- _Assigned task_
Would you please set down the entries below exactly as shown?

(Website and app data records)

○ ○ ○ ○ ○

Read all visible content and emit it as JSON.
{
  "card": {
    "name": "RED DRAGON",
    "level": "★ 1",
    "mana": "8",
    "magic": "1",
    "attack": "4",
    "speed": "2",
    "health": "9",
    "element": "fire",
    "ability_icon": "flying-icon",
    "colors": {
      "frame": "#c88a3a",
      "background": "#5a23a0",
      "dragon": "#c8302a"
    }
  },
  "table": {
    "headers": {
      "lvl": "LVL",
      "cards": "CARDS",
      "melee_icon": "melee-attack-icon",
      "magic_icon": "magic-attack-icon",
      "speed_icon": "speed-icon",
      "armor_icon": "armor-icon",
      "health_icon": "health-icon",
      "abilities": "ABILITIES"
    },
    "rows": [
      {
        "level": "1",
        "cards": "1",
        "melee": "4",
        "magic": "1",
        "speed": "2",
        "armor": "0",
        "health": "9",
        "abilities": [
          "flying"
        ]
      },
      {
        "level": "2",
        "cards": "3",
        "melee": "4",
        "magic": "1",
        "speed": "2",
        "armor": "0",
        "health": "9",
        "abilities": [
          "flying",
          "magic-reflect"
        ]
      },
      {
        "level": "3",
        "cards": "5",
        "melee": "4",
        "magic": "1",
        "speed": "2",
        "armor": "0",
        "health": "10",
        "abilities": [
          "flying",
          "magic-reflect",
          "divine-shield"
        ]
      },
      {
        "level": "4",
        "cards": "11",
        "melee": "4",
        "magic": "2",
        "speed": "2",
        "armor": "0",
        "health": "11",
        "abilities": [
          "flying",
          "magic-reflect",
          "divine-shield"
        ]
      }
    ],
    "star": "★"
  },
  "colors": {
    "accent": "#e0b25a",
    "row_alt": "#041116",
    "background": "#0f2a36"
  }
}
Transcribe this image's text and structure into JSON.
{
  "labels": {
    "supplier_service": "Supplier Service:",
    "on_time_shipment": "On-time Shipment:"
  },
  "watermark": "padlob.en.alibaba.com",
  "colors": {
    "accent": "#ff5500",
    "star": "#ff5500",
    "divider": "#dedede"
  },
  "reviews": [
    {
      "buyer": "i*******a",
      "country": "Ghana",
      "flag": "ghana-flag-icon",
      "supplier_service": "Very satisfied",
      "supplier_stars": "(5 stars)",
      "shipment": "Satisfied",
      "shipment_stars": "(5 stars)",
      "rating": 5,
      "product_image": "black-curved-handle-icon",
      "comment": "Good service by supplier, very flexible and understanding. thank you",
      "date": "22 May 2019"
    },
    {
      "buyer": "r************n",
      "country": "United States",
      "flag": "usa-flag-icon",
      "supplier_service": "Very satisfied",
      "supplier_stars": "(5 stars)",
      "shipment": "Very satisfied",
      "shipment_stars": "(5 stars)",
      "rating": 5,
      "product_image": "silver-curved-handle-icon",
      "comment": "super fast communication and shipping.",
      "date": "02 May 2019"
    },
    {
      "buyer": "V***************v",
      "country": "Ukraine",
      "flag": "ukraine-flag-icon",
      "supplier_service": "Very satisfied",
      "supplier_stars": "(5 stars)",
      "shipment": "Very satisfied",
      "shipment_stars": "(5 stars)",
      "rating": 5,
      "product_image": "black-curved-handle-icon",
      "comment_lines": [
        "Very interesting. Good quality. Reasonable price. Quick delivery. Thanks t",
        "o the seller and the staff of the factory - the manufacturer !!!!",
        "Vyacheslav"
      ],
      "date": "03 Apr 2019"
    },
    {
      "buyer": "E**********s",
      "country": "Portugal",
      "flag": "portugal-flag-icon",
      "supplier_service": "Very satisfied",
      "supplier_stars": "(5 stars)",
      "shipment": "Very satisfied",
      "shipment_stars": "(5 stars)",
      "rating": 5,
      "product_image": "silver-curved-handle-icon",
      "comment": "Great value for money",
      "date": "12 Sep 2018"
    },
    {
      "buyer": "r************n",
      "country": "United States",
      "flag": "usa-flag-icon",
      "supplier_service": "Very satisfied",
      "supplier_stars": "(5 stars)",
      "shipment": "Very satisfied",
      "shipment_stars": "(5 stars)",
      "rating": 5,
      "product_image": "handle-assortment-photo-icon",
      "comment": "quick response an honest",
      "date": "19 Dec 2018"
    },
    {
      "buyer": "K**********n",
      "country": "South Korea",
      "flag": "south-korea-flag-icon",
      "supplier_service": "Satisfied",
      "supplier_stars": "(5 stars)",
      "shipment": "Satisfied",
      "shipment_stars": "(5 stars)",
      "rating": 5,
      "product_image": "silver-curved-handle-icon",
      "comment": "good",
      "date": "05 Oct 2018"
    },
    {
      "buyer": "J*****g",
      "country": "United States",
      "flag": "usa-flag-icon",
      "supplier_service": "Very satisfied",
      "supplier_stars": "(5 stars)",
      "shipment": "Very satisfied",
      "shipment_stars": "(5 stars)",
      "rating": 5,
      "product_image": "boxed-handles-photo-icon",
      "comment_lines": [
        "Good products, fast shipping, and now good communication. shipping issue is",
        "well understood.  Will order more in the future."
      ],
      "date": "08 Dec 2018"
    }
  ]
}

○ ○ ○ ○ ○

- _Output of the task_
Read all visible content and emit it as JSON.
{
  "card": {
    "name": "RED DRAGON",
    "level": "★ 1",
    "mana": "8",
    "magic": "1",
    "attack": "4",
    "speed": "2",
    "health": "9",
    "element": "fire",
    "ability_icon": "flying-icon",
    "colors": {
      "frame": "#c88a3a",
      "background": "#5a23a0",
      "dragon": "#c8302a"
    }
  },
  "table": {
    "headers": {
      "lvl": "LVL",
      "cards": "CARDS",
      "melee_icon": "melee-attack-icon",
      "magic_icon": "magic-attack-icon",
      "speed_icon": "speed-icon",
      "armor_icon": "armor-icon",
      "health_icon": "health-icon",
      "abilities": "ABILITIES"
    },
    "rows": [
      {
        "level": "1",
        "cards": "1",
        "melee": "4",
        "magic": "1",
        "speed": "2",
        "armor": "0",
        "health": "9",
        "abilities": [
          "flying"
        ]
      },
      {
        "level": "2",
        "cards": "3",
        "melee": "4",
        "magic": "1",
        "speed": "2",
        "armor": "0",
        "health": "9",
        "abilities": [
          "flying",
          "magic-reflect"
        ]
      },
      {
        "level": "3",
        "cards": "5",
        "melee": "4",
        "magic": "1",
        "speed": "2",
        "armor": "0",
        "health": "10",
        "abilities": [
          "flying",
          "magic-reflect",
          "divine-shield"
        ]
      },
      {
        "level": "4",
        "cards": "11",
        "melee": "4",
        "magic": "2",
        "speed": "2",
        "armor": "0",
        "health": "11",
        "abilities": [
          "flying",
          "magic-reflect",
          "divine-shield"
        ]
      }
    ],
    "star": "★"
  },
  "colors": {
    "accent": "#e0b25a",
    "row_alt": "#041116",
    "background": "#0f2a36"
  }
}
Transcribe this image's text and structure into JSON.
{
  "labels": {
    "supplier_service": "Supplier Service:",
    "on_time_shipment": "On-time Shipment:"
  },
  "watermark": "padlob.en.alibaba.com",
  "colors": {
    "accent": "#ff5500",
    "star": "#ff5500",
    "divider": "#dedede"
  },
  "reviews": [
    {
      "buyer": "i*******a",
      "country": "Ghana",
      "flag": "ghana-flag-icon",
      "supplier_service": "Very satisfied",
      "supplier_stars": "(5 stars)",
      "shipment": "Satisfied",
      "shipment_stars": "(5 stars)",
      "rating": 5,
      "product_image": "black-curved-handle-icon",
      "comment": "Good service by supplier, very flexible and understanding. thank you",
      "date": "22 May 2019"
    },
    {
      "buyer": "r************n",
      "country": "United States",
      "flag": "usa-flag-icon",
      "supplier_service": "Very satisfied",
      "supplier_stars": "(5 stars)",
      "shipment": "Very satisfied",
      "shipment_stars": "(5 stars)",
      "rating": 5,
      "product_image": "silver-curved-handle-icon",
      "comment": "super fast communication and shipping.",
      "date": "02 May 2019"
    },
    {
      "buyer": "V***************v",
      "country": "Ukraine",
      "flag": "ukraine-flag-icon",
      "supplier_service": "Very satisfied",
      "supplier_stars": "(5 stars)",
      "shipment": "Very satisfied",
      "shipment_stars": "(5 stars)",
      "rating": 5,
      "product_image": "black-curved-handle-icon",
      "comment_lines": [
        "Very interesting. Good quality. Reasonable price. Quick delivery. Thanks t",
        "o the seller and the staff of the factory - the manufacturer !!!!",
        "Vyacheslav"
      ],
      "date": "03 Apr 2019"
    },
    {
      "buyer": "E**********s",
      "country": "Portugal",
      "flag": "portugal-flag-icon",
      "supplier_service": "Very satisfied",
      "supplier_stars": "(5 stars)",
      "shipment": "Very satisfied",
      "shipment_stars": "(5 stars)",
      "rating": 5,
      "product_image": "silver-curved-handle-icon",
      "comment": "Great value for money",
      "date": "12 Sep 2018"
    },
    {
      "buyer": "r************n",
      "country": "United States",
      "flag": "usa-flag-icon",
      "supplier_service": "Very satisfied",
      "supplier_stars": "(5 stars)",
      "shipment": "Very satisfied",
      "shipment_stars": "(5 stars)",
      "rating": 5,
      "product_image": "handle-assortment-photo-icon",
      "comment": "quick response an honest",
      "date": "19 Dec 2018"
    },
    {
      "buyer": "K**********n",
      "country": "South Korea",
      "flag": "south-korea-flag-icon",
      "supplier_service": "Satisfied",
      "supplier_stars": "(5 stars)",
      "shipment": "Satisfied",
      "shipment_stars": "(5 stars)",
      "rating": 5,
      "product_image": "silver-curved-handle-icon",
      "comment": "good",
      "date": "05 Oct 2018"
    },
    {
      "buyer": "J*****g",
      "country": "United States",
      "flag": "usa-flag-icon",
      "supplier_service": "Very satisfied",
      "supplier_stars": "(5 stars)",
      "shipment": "Very satisfied",
      "shipment_stars": "(5 stars)",
      "rating": 5,
      "product_image": "boxed-handles-photo-icon",
      "comment_lines": [
        "Good products, fast shipping, and now good communication. shipping issue is",
        "well understood.  Will order more in the future."
      ],
      "date": "08 Dec 2018"
    }
  ]
}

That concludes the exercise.